When voters are focussed on a bloody war in the Middle East, probably.
There are lot of moving parts in that lede. Let us explain.
And here’s one truism, which is eternal: if you’re in government, and you’ve got bad news coming out – “taking out the trash,” as they say – then you need to come up with something else to distract readers/viewers/listeners. You need to “change the channel.”
The Justin Trudeau government are masters at it. They may not be very good at actually governing. But at changing the channel? They’re without equal.
Trudeau was dropping in the polls, so he announced a shiny new cabinet. He was getting hammered on the Chinese election interference story, so he picked a fight with some Premiers on health care funding. And, of course, whenever any unhelpful issue raises its head, Team Trudeau will haul out that hoary old chestnut, abortion, to distract. And so on.
This week, they did it again. For four years or so, the RCMP had wanted to investigate allegations that Trudeau and his circle obstructed justice. That is, that they tried to get former Attorney General Jody Wilson Raybould to stop a prosecution of SNC-Lavalin, a big Liberal Party donor, for corruption.
Eleven people in and around Trudeau’s PMO did that, we now know, at least 44 times in 2018. Each time, Wilson Raybould refused – and she ultimately was driven out of government, and the Liberal Party, for refusing to do what would almost certainly be obstruction of justice.
And, now, we have learned that the RCMP wanted to investigate whether crimes had been committed. But they couldn’t – because Trudeau and his cabinet refused to cooperate.
In 2021, as the Mounties were nearing of a months-long probe into obstruction of justice in the SNC-Lavalin scandal, they hit a roadblock: Trudeau et al. wouldn’t give them access to cabinet documents about what went on. The RCMP commissioner personally made the request, no less, and was rebuffed.

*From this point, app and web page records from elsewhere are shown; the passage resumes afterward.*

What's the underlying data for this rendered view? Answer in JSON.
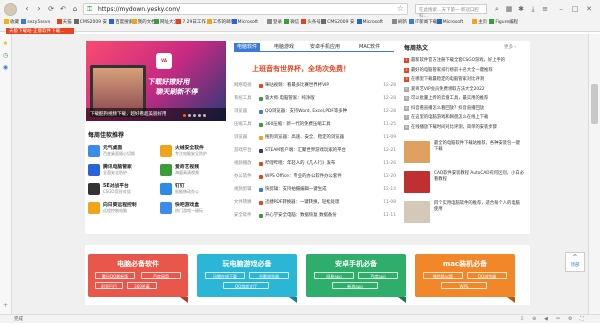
{
  "browser": {
    "url": "https://mydown.yesky.com/",
    "search_placeholder": "在此搜索…天下第一·新冠口腔科…",
    "tab_title": "天极下载站-正版软件下载…",
    "status_text": "完成",
    "bookmarks": [
      {
        "label": "收藏",
        "color": "#f5b400"
      },
      {
        "label": "sezy5ssvn",
        "color": "#3a7bd5"
      },
      {
        "label": "天猫",
        "color": "#e8431d"
      },
      {
        "label": "CMS2009 安",
        "color": "#6a6a6a"
      },
      {
        "label": "百度搜索",
        "color": "#2a62d8"
      },
      {
        "label": "我的文档",
        "color": "#f2a31c"
      },
      {
        "label": "网址大全",
        "color": "#3a9c3a"
      },
      {
        "label": "7.29日工作",
        "color": "#e8431d"
      },
      {
        "label": "工作的邮件",
        "color": "#f2a31c"
      },
      {
        "label": "Microsoft",
        "color": "#2a62d8"
      },
      {
        "label": "登录",
        "color": "#888888"
      },
      {
        "label": "微信",
        "color": "#3a9c3a"
      },
      {
        "label": "头条号",
        "color": "#e8431d"
      },
      {
        "label": "CMS2009 安",
        "color": "#6a6a6a"
      },
      {
        "label": "Microsoft",
        "color": "#2a62d8"
      },
      {
        "label": "刷新",
        "color": "#888888"
      },
      {
        "label": "IT新闻下载",
        "color": "#3a7bd5"
      },
      {
        "label": "Microsoft",
        "color": "#2a62d8"
      },
      {
        "label": "主页",
        "color": "#f2a31c"
      },
      {
        "label": "Figure编程",
        "color": "#3a9c3a"
      }
    ]
  },
  "banner": {
    "app_name": "VA",
    "slogan1": "下载好撩好用",
    "slogan2": "聊天刷新不停",
    "caption": "下载酷狗视频下载，超好看超美丽好用"
  },
  "soft_recommend": {
    "title": "每周佳软推荐",
    "items": [
      {
        "name": "元气桌面",
        "desc": "百变桌面随心切换",
        "color": "#3d8be8"
      },
      {
        "name": "火绒安全软件",
        "desc": "专注电脑安全防护",
        "color": "#f2a31c"
      },
      {
        "name": "腾讯电脑管家",
        "desc": "全面安全防护",
        "color": "#2a62d8"
      },
      {
        "name": "爱奇艺视频",
        "desc": "海量高清视频",
        "color": "#3a9c3a"
      },
      {
        "name": "5E对战平台",
        "desc": "CSGO竞技对战",
        "color": "#333333"
      },
      {
        "name": "钉钉",
        "desc": "智能移动办公",
        "color": "#2a8be8"
      },
      {
        "name": "向日葵远程控制",
        "desc": "远程控制电脑",
        "color": "#f2a31c"
      },
      {
        "name": "快吧游戏盒",
        "desc": "热门游戏一键玩",
        "color": "#3d8be8"
      }
    ]
  },
  "news_tabs": [
    "电脑软件",
    "电脑游戏",
    "安卓手机应用",
    "MAC软件"
  ],
  "headline": "上班音有世界杯，全场次免费！",
  "news": [
    {
      "cat": "网络电视",
      "title": "咪咕视频：看最多比赛世界杯VIP",
      "date": "12-28",
      "color": "#e8431d"
    },
    {
      "cat": "系统工具",
      "title": "鲁大师·电脑管家：纯净版",
      "date": "12-28",
      "color": "#3a9c3a"
    },
    {
      "cat": "浏览器",
      "title": "QQ浏览器：支持Word, Excel,PDF等多种",
      "date": "12-28",
      "color": "#3a7bd5"
    },
    {
      "cat": "压缩工具",
      "title": "360压缩：新一代的免费压缩工具",
      "date": "11-25",
      "color": "#3a9c3a"
    },
    {
      "cat": "浏览器",
      "title": "搜狗浏览器：高速、安全、稳定的浏览器",
      "date": "11-09",
      "color": "#f2a31c"
    },
    {
      "cat": "游戏平台",
      "title": "STEAM客户端：汇聚世界游戏玩家的平台",
      "date": "12-21",
      "color": "#2a3a78"
    },
    {
      "cat": "视频播放",
      "title": "哔哩哔哩：年轻人的《几人行》发布",
      "date": "11-26",
      "color": "#e8431d"
    },
    {
      "cat": "办公软件",
      "title": "WPS Office：专业的办公软件办公套件",
      "date": "12-20",
      "color": "#e8431d"
    },
    {
      "cat": "视频剪辑",
      "title": "快剪辑：支持拍摄编辑一键生成",
      "date": "12-14",
      "color": "#3a7bd5"
    },
    {
      "cat": "文件转换",
      "title": "迅捷PDF转换器：一键转换，轻松处理",
      "date": "11-08",
      "color": "#e8431d"
    },
    {
      "cat": "安全软件",
      "title": "开心学安全电脑：数据恢复 数据备份",
      "date": "11-11",
      "color": "#3a9c3a"
    }
  ],
  "hot": {
    "title": "每周热文",
    "more": "更多 ›",
    "items": [
      "最新软件官方注册下载全套CSGO游戏，好上手的",
      "最好的电脑管家排行榜前十名大全一键推荐",
      "在哪里下载最稳定的电脑管家对比评测",
      "爱奇艺VIP会员免费领取方法大全2022",
      "可以批量上传的云盘工具，最实用的推荐",
      "抖音看直播怎么看回放？抖音直播回放",
      "在这里的电脑游戏和网盘怎么在线上下载",
      "在线播放下载时间对比评测，简单的安装步骤"
    ],
    "thumbs": [
      {
        "text": "最全的电脑软件下载站推荐，各种安装包一键下载",
        "color": "#e0a060"
      },
      {
        "text": "CAD软件安装教程 AutoCAD有何区别，小白必看教程",
        "color": "#c03030"
      },
      {
        "text": "四个实用电脑软件的推荐，适合每个人的电脑使用",
        "color": "#d4c8b8"
      }
    ]
  },
  "cards": [
    {
      "title": "电脑必备软件",
      "color": "#e8574a",
      "fold": "#b23a2e",
      "pills": [
        "腾讯QQ最新版",
        "百度网盘",
        "阿里巴巴",
        "360杀毒"
      ]
    },
    {
      "title": "玩电脑游戏必备",
      "color": "#2bb6d8",
      "fold": "#1a7e97",
      "pills": [
        "迅雷在线下载",
        "谷歌浏览器",
        "QQ游戏大厅"
      ]
    },
    {
      "title": "安卓手机必备",
      "color": "#2fae6b",
      "fold": "#1d7a49",
      "pills": [
        "网易app",
        "百度app",
        "新浪app"
      ]
    },
    {
      "title": "mac装机必备",
      "color": "#f2872a",
      "fold": "#b35a12",
      "pills": [
        "微信Mac版",
        "QQ浏览器",
        "WPS"
      ]
    }
  ],
  "side_button": {
    "label": "顶部"
  }
}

Documents finally released this week – while war was raging in Israel and Gaza – revealed that the RCMP had “pushed as hard as possible,” and “exhausted all avenues” to get the evidence they needed to justify prosecution. But, in true Tricky Dick Nixon fashion, the Trudeau cabal said no.
The RCMP needed Trudeau’s gang to waive cabinet confidence and show them the evidence.
But Trudeau wouldn’t. As result, the damning documents declared, the RCMP concluded it had “insufficient evidence” to purse the case any further.
To some folks, this seems outrageous (it is) and shocking evidence of the Mounties’ ineffectiveness (it isn’t). Here’s why: section 39 of the Canada Evidence Act prevents cabinet secrets from becoming public from as long as 20 years. The bar is absolute. If the cabinet says no, the police can’t overrule them.
(That’s not all: if a police force wants to serve a search warrant or conduct an interview with an MP on Parliament Hill, they can’t. The Speaker can stop them – and, in the past, has done so more than once.)
So, Canada is a democracy, yes. But, in this democracy, some of us are more equal than others.
The rest of us can’t stonewall a police criminal investigation indefinitely. But Prime Ministers and cabinet ministers can. And, as we saw this week, they did.
It’s like obstruction of justice to cover up an obstruction of justice, you might say.
And, what better time to finally admit it, than when Canadians’ are paying attention to the war in the Middle East?